→ **WHAT TO PRODUCE**
Repeat, exactly and alone, every line from the line that contains "Extract the structured" to the end of the entries.
%%
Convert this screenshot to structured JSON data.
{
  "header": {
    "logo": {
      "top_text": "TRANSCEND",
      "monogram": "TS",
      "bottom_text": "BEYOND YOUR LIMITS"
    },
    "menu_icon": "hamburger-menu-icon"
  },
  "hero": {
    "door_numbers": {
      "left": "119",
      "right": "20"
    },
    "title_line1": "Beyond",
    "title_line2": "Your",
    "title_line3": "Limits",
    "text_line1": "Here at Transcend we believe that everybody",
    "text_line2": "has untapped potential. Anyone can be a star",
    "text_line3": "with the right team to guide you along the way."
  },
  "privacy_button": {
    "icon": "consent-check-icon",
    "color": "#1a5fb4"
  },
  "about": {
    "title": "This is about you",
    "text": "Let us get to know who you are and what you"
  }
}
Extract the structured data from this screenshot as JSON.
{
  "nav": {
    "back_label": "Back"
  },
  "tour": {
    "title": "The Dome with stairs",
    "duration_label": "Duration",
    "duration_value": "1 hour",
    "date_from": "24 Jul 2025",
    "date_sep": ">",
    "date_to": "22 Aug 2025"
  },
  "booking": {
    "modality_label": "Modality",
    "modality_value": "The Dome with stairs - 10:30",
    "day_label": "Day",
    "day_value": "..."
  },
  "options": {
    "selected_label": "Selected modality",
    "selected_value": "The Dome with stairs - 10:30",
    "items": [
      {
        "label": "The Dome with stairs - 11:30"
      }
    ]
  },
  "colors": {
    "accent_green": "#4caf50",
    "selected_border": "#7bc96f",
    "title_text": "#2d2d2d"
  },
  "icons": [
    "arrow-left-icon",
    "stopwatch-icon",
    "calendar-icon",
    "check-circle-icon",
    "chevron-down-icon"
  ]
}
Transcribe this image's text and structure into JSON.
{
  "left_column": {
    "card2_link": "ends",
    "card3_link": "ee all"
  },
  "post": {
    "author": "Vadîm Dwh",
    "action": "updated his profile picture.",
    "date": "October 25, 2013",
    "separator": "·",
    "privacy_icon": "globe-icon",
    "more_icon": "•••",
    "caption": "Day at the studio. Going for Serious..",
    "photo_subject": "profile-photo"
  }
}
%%
→ **RESULT OF THE TASK**
Extract the structured data from this screenshot as JSON.
{
  "nav": {
    "back_label": "Back"
  },
  "tour": {
    "title": "The Dome with stairs",
    "duration_label": "Duration",
    "duration_value": "1 hour",
    "date_from": "24 Jul 2025",
    "date_sep": ">",
    "date_to": "22 Aug 2025"
  },
  "booking": {
    "modality_label": "Modality",
    "modality_value": "The Dome with stairs - 10:30",
    "day_label": "Day",
    "day_value": "..."
  },
  "options": {
    "selected_label": "Selected modality",
    "selected_value": "The Dome with stairs - 10:30",
    "items": [
      {
        "label": "The Dome with stairs - 11:30"
      }
    ]
  },
  "colors": {
    "accent_green": "#4caf50",
    "selected_border": "#7bc96f",
    "title_text": "#2d2d2d"
  },
  "icons": [
    "arrow-left-icon",
    "stopwatch-icon",
    "calendar-icon",
    "check-circle-icon",
    "chevron-down-icon"
  ]
}
Transcribe this image's text and structure into JSON.
{
  "left_column": {
    "card2_link": "ends",
    "card3_link": "ee all"
  },
  "post": {
    "author": "Vadîm Dwh",
    "action": "updated his profile picture.",
    "date": "October 25, 2013",
    "separator": "·",
    "privacy_icon": "globe-icon",
    "more_icon": "•••",
    "caption": "Day at the studio. Going for Serious..",
    "photo_subject": "profile-photo"
  }
}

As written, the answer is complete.